▶ _Prompt_
Copy out each line of the data that includes the string "name".

▶ _Source records_
--------------------------------
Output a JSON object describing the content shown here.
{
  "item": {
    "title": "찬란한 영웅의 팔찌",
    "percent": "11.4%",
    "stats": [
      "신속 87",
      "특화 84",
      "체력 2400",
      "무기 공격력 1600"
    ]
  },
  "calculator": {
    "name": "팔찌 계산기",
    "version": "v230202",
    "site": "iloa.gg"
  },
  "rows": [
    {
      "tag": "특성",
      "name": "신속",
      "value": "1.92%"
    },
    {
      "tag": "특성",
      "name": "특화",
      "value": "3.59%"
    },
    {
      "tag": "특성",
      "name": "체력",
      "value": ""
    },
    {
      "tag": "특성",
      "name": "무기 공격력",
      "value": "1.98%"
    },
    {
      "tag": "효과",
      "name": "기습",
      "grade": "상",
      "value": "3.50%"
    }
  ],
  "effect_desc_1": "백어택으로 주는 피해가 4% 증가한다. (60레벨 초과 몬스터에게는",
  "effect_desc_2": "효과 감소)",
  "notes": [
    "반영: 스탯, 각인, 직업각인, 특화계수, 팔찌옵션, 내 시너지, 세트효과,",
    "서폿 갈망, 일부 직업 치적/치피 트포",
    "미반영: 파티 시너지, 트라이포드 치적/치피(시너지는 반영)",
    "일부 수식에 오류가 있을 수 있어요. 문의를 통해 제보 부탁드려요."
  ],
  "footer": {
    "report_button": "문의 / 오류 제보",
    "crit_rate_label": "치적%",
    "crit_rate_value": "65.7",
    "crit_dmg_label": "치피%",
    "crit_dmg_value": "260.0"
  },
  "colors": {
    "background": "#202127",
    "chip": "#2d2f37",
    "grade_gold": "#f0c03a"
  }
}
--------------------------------
▶ _Answer to the exercise_
    "name": "팔찌 계산기",
      "name": "신속",
      "name": "특화",
      "name": "체력",
      "name": "무기 공격력",
      "name": "기습",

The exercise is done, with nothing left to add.